Hardcover: 224 pages
Publisher: Atheneum (March 22, 2011)
Janie Gorman wants to be normal. The problem with that: she’s not. She’s smart and creative and a little bit funky. She’s also an unwilling player in her parents’ modern-hippy, let’s-live-on-a-goat-farm experiment (regretfully, instigated by a younger, much more enthusiastic Janie). This, to put it simply, is not helping Janie reach that “normal target.” She has to milk goats every day…and endure her mother’s pseudo celebrity in the homemade-life, crunchy mom blogosphere. Goodbye the days of frozen lasagna and suburban living, hello crazy long bus ride to high school and total isolation--and hovering embarrassments of all kinds. The fresh baked bread is good…the threat of homemade jeans, not so much. It would be nice to go back to that old suburban life…or some grown up, high school version of it, complete with nice, normal boyfriends who wear crew neck sweaters and like social studies. So, what’s wrong with normal? Well, kind of everything.

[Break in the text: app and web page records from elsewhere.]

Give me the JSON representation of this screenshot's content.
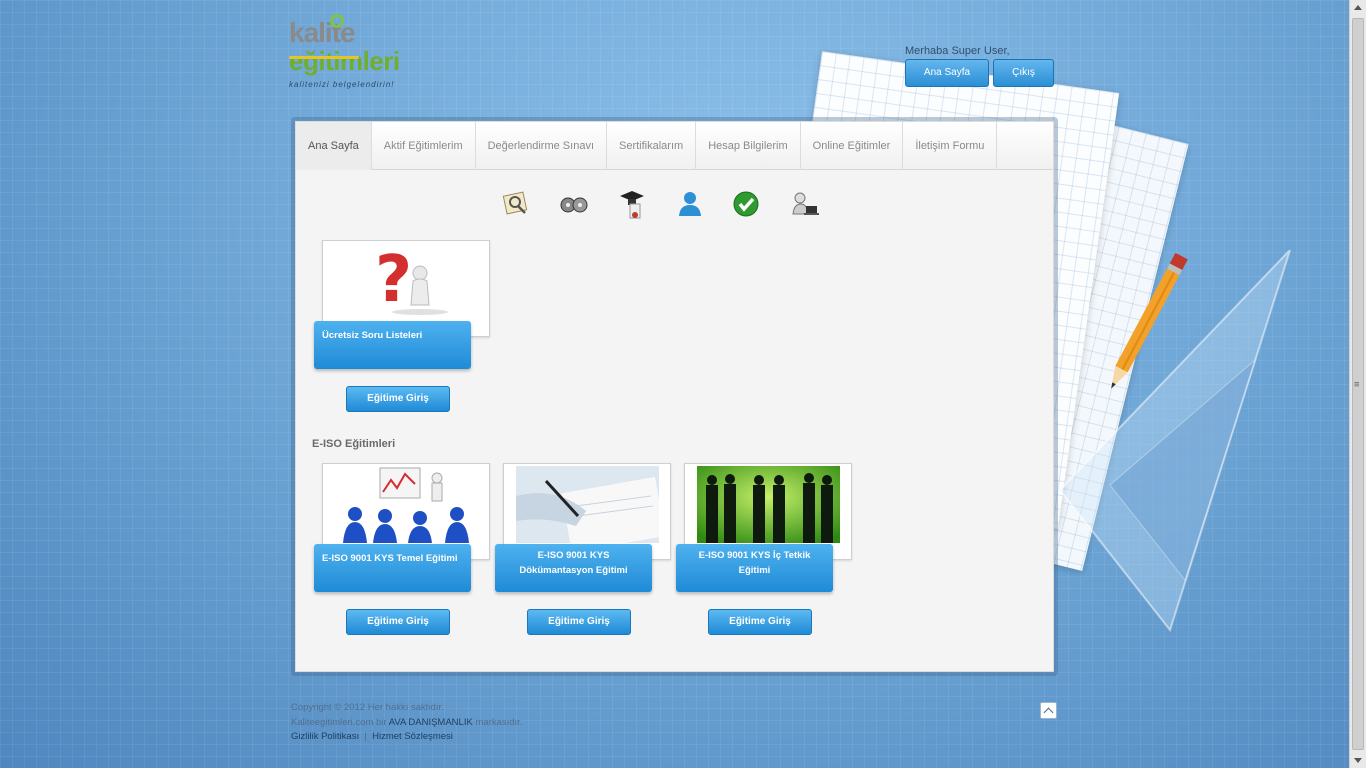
{
  "header": {
    "logo_line1": "kalite",
    "logo_line2": "eğitimleri",
    "logo_tagline": "kalitenizi belgelendirin!",
    "greeting": "Merhaba Super User,",
    "home_button": "Ana Sayfa",
    "logout_button": "Çıkış"
  },
  "tabs": [
    {
      "label": "Ana Sayfa",
      "active": true
    },
    {
      "label": "Aktif Eğitimlerim"
    },
    {
      "label": "Değerlendirme Sınavı"
    },
    {
      "label": "Sertifikalarım"
    },
    {
      "label": "Hesap Bilgilerim"
    },
    {
      "label": "Online Eğitimler"
    },
    {
      "label": "İletişim Formu"
    }
  ],
  "quick_icons": [
    "magnifier-document-icon",
    "film-reels-icon",
    "graduate-certificate-icon",
    "user-icon",
    "checkmark-icon",
    "support-operator-icon"
  ],
  "cards_top": [
    {
      "title": "Ücretsiz Soru Listeleri",
      "button": "Eğitime Giriş",
      "image": "question-mark-figure-image"
    }
  ],
  "section": {
    "title": "E-ISO Eğitimleri"
  },
  "cards_section": [
    {
      "title": "E-ISO 9001 KYS Temel Eğitimi",
      "button": "Eğitime Giriş",
      "image": "presentation-audience-image"
    },
    {
      "title": "E-ISO 9001 KYS Dökümantasyon Eğitimi",
      "button": "Eğitime Giriş",
      "image": "writing-hand-image"
    },
    {
      "title": "E-ISO 9001 KYS İç Tetkik Eğitimi",
      "button": "Eğitime Giriş",
      "image": "business-silhouettes-image"
    }
  ],
  "footer": {
    "copyright": "Copyright © 2012 Her hakkı saklıdır.",
    "brand_prefix": "Kaliteegitimleri.com bir",
    "brand_name": "AVA DANIŞMANLIK",
    "brand_suffix": "markasıdır.",
    "privacy_link": "Gizlilik Politikası",
    "terms_link": "Hizmet Sözleşmesi"
  },
  "colors": {
    "accent_blue": "#2b8fd5",
    "logo_green": "#6fae2f",
    "logo_gray": "#8a8a8a"
  }
}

She knows that, of course, why else would she learn bass and join Jam Band, how else would she know to idolize infamous wild-child and high school senior Emma (her best friend Sarah’s older sister), why else would she get arrested while doing a school project on a local freedom school (jail was not part of the assignment). And, why else would she kind of be falling in "like" with a boy named Monster—yes, that is his real name. Janie was going for normal, but she missed her mark by about ten miles…and we mean that as a compliment. Frances O’Roark Dowell’s fierce humor and keen eye make her YA debut literary and wise. In the spirit of John Green and E. Lockhart, Dowell’s relatable, quirky characters and clever, fluid writing prove that growing up gets complicated…and normal is WAY overrated.MY THOUGHTS
As I began reading Ten Miles Past Normal I had no pre-conceived ideas or expectations, but I realized instantly that what I had before me was a quirky story with a protagonist that I could not help but adore.
This story is centered on Janie Gorman, a once city-gone farm girl extraordinaire that wants to be considered normal and not the girl with hay in her hair and goat pooh on her shoe. Can you say social suicide? Janie and her friend Sarah had grand plans for when they began High School but within her first few days Janie's dreams came to a screeching halt when her home life made her the "odd" man out at school. At first Janie tries to fit in but when she has deemed her quest as useless she realizes that embracing that what makes her different is her ticket to finding her niche.
It was refreshing to read a YA novel that introduced loving and caring parents instead of the usual MIA parents in teen reads. Their relationship with Janie was honest and loving and it gave the story it's roots that anchored Janie. I also admired Janie's initial fear and how she used that to propell her forward. If your looking for a story that advocates embracing who you are and where you come from, then this is something you would enjoy.
If you interested in this great read just drop a line in the comments section and tell me why you would like to read Ten Miles Past Normal and I will select a winner on April 24th (sunday) 2011 midnight PST. Good Luck